▶ **Work request**:
Print the whole listing, character for character.

▶ **Data**:
--*--

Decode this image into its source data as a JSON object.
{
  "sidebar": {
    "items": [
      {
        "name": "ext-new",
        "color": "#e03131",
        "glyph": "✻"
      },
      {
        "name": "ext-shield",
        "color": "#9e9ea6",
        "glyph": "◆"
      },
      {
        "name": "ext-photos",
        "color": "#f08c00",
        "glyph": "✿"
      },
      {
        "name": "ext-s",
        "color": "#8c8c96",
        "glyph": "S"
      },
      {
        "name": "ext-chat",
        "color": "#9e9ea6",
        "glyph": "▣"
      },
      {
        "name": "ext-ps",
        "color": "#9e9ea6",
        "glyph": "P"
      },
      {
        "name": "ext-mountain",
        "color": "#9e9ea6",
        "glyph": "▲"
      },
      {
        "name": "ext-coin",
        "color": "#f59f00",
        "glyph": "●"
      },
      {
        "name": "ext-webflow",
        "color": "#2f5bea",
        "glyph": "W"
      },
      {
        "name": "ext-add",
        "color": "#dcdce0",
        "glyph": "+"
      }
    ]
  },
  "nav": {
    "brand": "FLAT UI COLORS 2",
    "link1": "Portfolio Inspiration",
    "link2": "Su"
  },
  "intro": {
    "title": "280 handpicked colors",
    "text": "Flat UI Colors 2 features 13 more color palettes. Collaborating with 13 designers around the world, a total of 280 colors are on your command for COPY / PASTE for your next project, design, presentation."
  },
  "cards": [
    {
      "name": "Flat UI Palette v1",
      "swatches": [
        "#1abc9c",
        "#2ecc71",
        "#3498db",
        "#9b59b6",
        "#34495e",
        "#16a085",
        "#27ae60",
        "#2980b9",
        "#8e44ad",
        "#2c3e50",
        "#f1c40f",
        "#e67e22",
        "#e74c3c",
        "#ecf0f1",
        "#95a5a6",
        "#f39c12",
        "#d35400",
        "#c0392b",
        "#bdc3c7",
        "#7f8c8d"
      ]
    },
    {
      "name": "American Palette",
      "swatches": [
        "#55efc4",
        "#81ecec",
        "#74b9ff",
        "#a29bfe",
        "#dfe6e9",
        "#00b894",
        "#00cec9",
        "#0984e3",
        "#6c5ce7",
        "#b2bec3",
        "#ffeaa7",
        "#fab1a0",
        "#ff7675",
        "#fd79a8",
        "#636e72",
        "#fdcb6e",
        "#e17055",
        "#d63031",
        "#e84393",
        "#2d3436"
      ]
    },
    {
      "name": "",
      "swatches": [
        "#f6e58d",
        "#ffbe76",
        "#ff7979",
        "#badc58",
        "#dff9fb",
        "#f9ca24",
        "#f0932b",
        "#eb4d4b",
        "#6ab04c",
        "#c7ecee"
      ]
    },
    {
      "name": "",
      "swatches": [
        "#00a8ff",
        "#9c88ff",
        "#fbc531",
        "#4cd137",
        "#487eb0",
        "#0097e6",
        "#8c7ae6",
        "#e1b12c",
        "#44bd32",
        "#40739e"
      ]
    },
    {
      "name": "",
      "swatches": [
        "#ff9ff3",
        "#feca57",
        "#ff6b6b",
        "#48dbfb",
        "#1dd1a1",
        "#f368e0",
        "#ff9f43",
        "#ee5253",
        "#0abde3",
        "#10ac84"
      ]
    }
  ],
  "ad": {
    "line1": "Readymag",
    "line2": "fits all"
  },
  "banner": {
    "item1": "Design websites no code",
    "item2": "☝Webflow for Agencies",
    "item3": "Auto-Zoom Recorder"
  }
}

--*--

▶ **Reply**:
Decode this image into its source data as a JSON object.
{
  "sidebar": {
    "items": [
      {
        "name": "ext-new",
        "color": "#e03131",
        "glyph": "✻"
      },
      {
        "name": "ext-shield",
        "color": "#9e9ea6",
        "glyph": "◆"
      },
      {
        "name": "ext-photos",
        "color": "#f08c00",
        "glyph": "✿"
      },
      {
        "name": "ext-s",
        "color": "#8c8c96",
        "glyph": "S"
      },
      {
        "name": "ext-chat",
        "color": "#9e9ea6",
        "glyph": "▣"
      },
      {
        "name": "ext-ps",
        "color": "#9e9ea6",
        "glyph": "P"
      },
      {
        "name": "ext-mountain",
        "color": "#9e9ea6",
        "glyph": "▲"
      },
      {
        "name": "ext-coin",
        "color": "#f59f00",
        "glyph": "●"
      },
      {
        "name": "ext-webflow",
        "color": "#2f5bea",
        "glyph": "W"
      },
      {
        "name": "ext-add",
        "color": "#dcdce0",
        "glyph": "+"
      }
    ]
  },
  "nav": {
    "brand": "FLAT UI COLORS 2",
    "link1": "Portfolio Inspiration",
    "link2": "Su"
  },
  "intro": {
    "title": "280 handpicked colors",
    "text": "Flat UI Colors 2 features 13 more color palettes. Collaborating with 13 designers around the world, a total of 280 colors are on your command for COPY / PASTE for your next project, design, presentation."
  },
  "cards": [
    {
      "name": "Flat UI Palette v1",
      "swatches": [
        "#1abc9c",
        "#2ecc71",
        "#3498db",
        "#9b59b6",
        "#34495e",
        "#16a085",
        "#27ae60",
        "#2980b9",
        "#8e44ad",
        "#2c3e50",
        "#f1c40f",
        "#e67e22",
        "#e74c3c",
        "#ecf0f1",
        "#95a5a6",
        "#f39c12",
        "#d35400",
        "#c0392b",
        "#bdc3c7",
        "#7f8c8d"
      ]
    },
    {
      "name": "American Palette",
      "swatches": [
        "#55efc4",
        "#81ecec",
        "#74b9ff",
        "#a29bfe",
        "#dfe6e9",
        "#00b894",
        "#00cec9",
        "#0984e3",
        "#6c5ce7",
        "#b2bec3",
        "#ffeaa7",
        "#fab1a0",
        "#ff7675",
        "#fd79a8",
        "#636e72",
        "#fdcb6e",
        "#e17055",
        "#d63031",
        "#e84393",
        "#2d3436"
      ]
    },
    {
      "name": "",
      "swatches": [
        "#f6e58d",
        "#ffbe76",
        "#ff7979",
        "#badc58",
        "#dff9fb",
        "#f9ca24",
        "#f0932b",
        "#eb4d4b",
        "#6ab04c",
        "#c7ecee"
      ]
    },
    {
      "name": "",
      "swatches": [
        "#00a8ff",
        "#9c88ff",
        "#fbc531",
        "#4cd137",
        "#487eb0",
        "#0097e6",
        "#8c7ae6",
        "#e1b12c",
        "#44bd32",
        "#40739e"
      ]
    },
    {
      "name": "",
      "swatches": [
        "#ff9ff3",
        "#feca57",
        "#ff6b6b",
        "#48dbfb",
        "#1dd1a1",
        "#f368e0",
        "#ff9f43",
        "#ee5253",
        "#0abde3",
        "#10ac84"
      ]
    }
  ],
  "ad": {
    "line1": "Readymag",
    "line2": "fits all"
  },
  "banner": {
    "item1": "Design websites no code",
    "item2": "☝Webflow for Agencies",
    "item3": "Auto-Zoom Recorder"
  }
}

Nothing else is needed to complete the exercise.